just becoming invisible. They’re not really getting removed. So I have masked away
or concealed some areas of his arms. But what if I decided I
wanted to bring them back? Rather than re-draw them, I’ll select white and
I’ll paint on my mask. And I can reveal or
bring those areas back. So that’s a non-destructive
way of erasing. Another example of destructive
versus non-destructive editing happens when
you’re creating effects. So for example, I can go ahead and go to Effects>Tonal control>Adjust colors. And I can shift the hue
and make this planet a completely different color. However, this is a destructive edit. Meaning that if I keep changing the color. It might be really
difficult to get it back to it’s original color. Or if I apply too many color changes, it might start to kind of subtract details from the overall color in the piece. So a better way to do this
is to duplicate that layer. I’m going to “Select All” with Ctrl+A. And then copy and paste. And I have a duplicate here. And I can apply that same
effect to the duplicate. So I’ve changed the color. But I still have my original. Besides making it easier and
less risky to experiment, you can also take advantage of things like the different blend modes
if you wanted to blend things together to experiment
with different effects. And finally, mistake
number ten on our list is not using layers. Believe it or not, a lot of digital artists don’t use layers. And that’s easy to
understand because if you’re used to working with traditional media, you have to start from the background and work your way forward. Because you can’t move layers around. So if I was painting, I’d have to put in my
leaves and stem first. Then I’d have to put in my petals. Like so. And then I’d have to put in my center on top of that. And then if I decided that
I wanted a background, I’d have to very carefully go and paint around all of the edges. It might have made sense to
put in my background first I guess. But, I was just doodling, and I didn’t know that
I wanted a background, and now that I do, I would just spend a lot
of time very carefully correcting mistakes. And even if I’m very careful, I’ll still have to go
and add in more pink here to fix my mistakes and so on. And it’s a really difficult way to work. Because if I decided I
don’t want my background to be blue, I want it to be red, then I have to go and I have select red. I have to paint over that blue again. And I have to spend more time. Now that’s just how you have
to do it when you’re working with traditional media. But if you’re working digitally, you don’t have to do it that way. You can use layers. Layers are your friend. So for example, I have my center on a layer. I have my petals on a layer. I have my stem on a layer. And I have my background on a layer. So if I wanted to go in
and paint in a background, I can choose blue, I can
paint behind those layers. And if I don’t that layer to be blue, I want it to be green, I can select green and I
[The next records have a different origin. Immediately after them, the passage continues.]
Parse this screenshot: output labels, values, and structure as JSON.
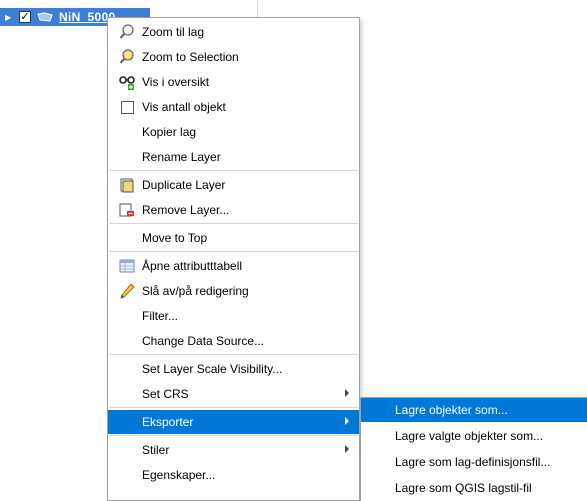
{
  "layer": {
    "name": "NiN_5000",
    "checked": "✓"
  },
  "menu": {
    "items": [
      {
        "label": "Zoom til lag",
        "icon": "zoom-icon"
      },
      {
        "label": "Zoom to Selection",
        "icon": "zoom-selection-icon"
      },
      {
        "label": "Vis i oversikt",
        "icon": "overview-icon"
      },
      {
        "label": "Vis antall objekt",
        "icon": "checkbox-icon"
      },
      {
        "label": "Kopier lag",
        "icon": ""
      },
      {
        "label": "Rename Layer",
        "icon": ""
      },
      {
        "label": "Duplicate Layer",
        "icon": "duplicate-icon"
      },
      {
        "label": "Remove Layer...",
        "icon": "remove-icon"
      },
      {
        "label": "Move to Top",
        "icon": ""
      },
      {
        "label": "Åpne attributttabell",
        "icon": "table-icon"
      },
      {
        "label": "Slå av/på redigering",
        "icon": "pencil-icon"
      },
      {
        "label": "Filter...",
        "icon": ""
      },
      {
        "label": "Change Data Source...",
        "icon": ""
      },
      {
        "label": "Set Layer Scale Visibility...",
        "icon": ""
      },
      {
        "label": "Set CRS",
        "icon": ""
      },
      {
        "label": "Eksporter",
        "icon": ""
      },
      {
        "label": "Stiler",
        "icon": ""
      },
      {
        "label": "Egenskaper...",
        "icon": ""
      }
    ]
  },
  "submenu": {
    "items": [
      {
        "label": "Lagre objekter som..."
      },
      {
        "label": "Lagre valgte objekter som..."
      },
      {
        "label": "Lagre som lag-definisjonsfil..."
      },
      {
        "label": "Lagre som QGIS lagstil-fil"
      }
    ]
  },
  "colors": {
    "highlight": "#0078d7",
    "layer_row": "#3d7fd6"
  }
}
can quickly fill that layer with green. Or I could fill it with red. If I want it to be red. And I can quickly change it. If I decide I don’t want a background. I can either hide that layer. Or I can delete that layer. It also helps me to move things around. If I want to reposition
my whole flower here, I can reposition it. If I want to transform the petals, make them bigger, I can
transform the petals. If I want to change the color of the stem, I can change the color of the stem. So layers are your friend. You want to make sure
you always use layers. And use as many layers as you need to. So there you go, those are ten of the worst
digital art mistakes. If you found this information helpful, take a quick second to like this video. And if you’re new to my channel, I’d love to have you subscribe. I have a lot more digital art tutorials for artists like you. Thanks for watching and
I’ll see you next time.